A multi-million dollar gift to the Cowichan Public Art Gallery is anticipated to shape the future of the cultural and economic landscape of Cowichan Valley.
Dr. Fred and Ann Wurlitzer are donating their art collection, which was painstakingly curated over a lifetime and includes an exceptional selection of Canadian masterpieces, to the CPAG.
A portion of the collection features 32 paintings by the renowned Canadian Group of Seven, valued at an astonishing $3 million.
Other notable artists, such as Jean-Paul Riopelle, also grace this remarkable collection, adding to its significance.
Jock Hildebrand, president of the CPAG, said he was delighted with the donation of such an incredible art collection.
“The donation and the new gallery will change the economics of the Cowichan Valley by bringing cultural tourism in a major way,” he said.
“This collection of master Canadian works will draw national and international visitors, making it a major economic engine for the valley.”
Dr. Fred Wurlitzer, a retired surgeon, found his true passion in life through the love he shared with his wife Ann and their collective admiration for the Canadian masters.
Their dedication to preserving and sharing this extraordinary collection is a testament to their commitment to the cultural enrichment of the region.
Hildebrand said the donation is poised to become one the largest art donations ever in Western Canada, solidifying Cowichan Valley’s reputation as a hub for the arts and culture.
He said the CPAG plans to use the art collection to bring sophistication and cultural enrichment, not only to art enthusiasts, but also to the public and the extensive community of artists residing in the region.
The Wurlitzer collection is set to be rolled out over a five-year period to the CPAG, contingent upon meeting specific milestones, including the commencement of the construction of the new $35-million expansion to the present gallery.
“The expansion project will create a suitable home for the Wurlitzer collection in Duncan on an adjacent vacant lot to the current gallery, an option the gallery holds from the city of Duncan,” Hildebrand said.

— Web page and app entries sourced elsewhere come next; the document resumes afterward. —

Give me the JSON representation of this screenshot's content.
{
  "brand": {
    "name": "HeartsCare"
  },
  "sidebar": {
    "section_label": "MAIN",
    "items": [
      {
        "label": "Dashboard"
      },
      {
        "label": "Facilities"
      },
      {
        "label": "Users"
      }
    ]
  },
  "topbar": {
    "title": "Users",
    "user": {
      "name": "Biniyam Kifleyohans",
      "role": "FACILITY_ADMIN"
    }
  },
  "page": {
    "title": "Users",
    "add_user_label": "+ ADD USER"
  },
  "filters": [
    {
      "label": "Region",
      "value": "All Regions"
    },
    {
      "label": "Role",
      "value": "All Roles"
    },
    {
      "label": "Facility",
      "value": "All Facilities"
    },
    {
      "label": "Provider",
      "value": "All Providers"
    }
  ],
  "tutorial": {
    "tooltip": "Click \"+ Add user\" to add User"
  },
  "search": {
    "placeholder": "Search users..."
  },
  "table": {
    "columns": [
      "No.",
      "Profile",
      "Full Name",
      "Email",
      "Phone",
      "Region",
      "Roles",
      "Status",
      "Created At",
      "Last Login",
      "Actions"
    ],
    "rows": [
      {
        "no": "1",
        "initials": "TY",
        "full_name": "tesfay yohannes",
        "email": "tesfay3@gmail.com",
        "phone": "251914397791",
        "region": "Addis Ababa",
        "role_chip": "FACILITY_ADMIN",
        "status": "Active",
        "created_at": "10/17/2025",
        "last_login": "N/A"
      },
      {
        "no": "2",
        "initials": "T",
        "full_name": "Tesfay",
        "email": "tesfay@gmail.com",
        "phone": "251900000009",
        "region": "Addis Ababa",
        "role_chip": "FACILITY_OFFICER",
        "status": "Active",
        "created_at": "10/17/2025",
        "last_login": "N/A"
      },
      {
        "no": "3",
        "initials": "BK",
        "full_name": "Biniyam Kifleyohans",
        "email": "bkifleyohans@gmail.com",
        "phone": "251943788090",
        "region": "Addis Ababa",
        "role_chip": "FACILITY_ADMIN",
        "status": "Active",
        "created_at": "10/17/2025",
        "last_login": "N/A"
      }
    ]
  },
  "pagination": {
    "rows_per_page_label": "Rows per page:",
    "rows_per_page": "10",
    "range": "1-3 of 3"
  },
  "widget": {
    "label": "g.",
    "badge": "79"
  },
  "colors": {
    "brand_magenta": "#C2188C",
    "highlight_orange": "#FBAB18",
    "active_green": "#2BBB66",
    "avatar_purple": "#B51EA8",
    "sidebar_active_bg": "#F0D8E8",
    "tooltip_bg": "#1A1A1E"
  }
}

“The far-reaching effects of this donation will touch every facet of the Cowichan Valley, with accommodation and hospitality sectors standing to gain substantially from the influx of cultural tourism. The impact will be nothing short of transformative, as the Cowichan Valley evolves into a cultural epicenter for the entire region.”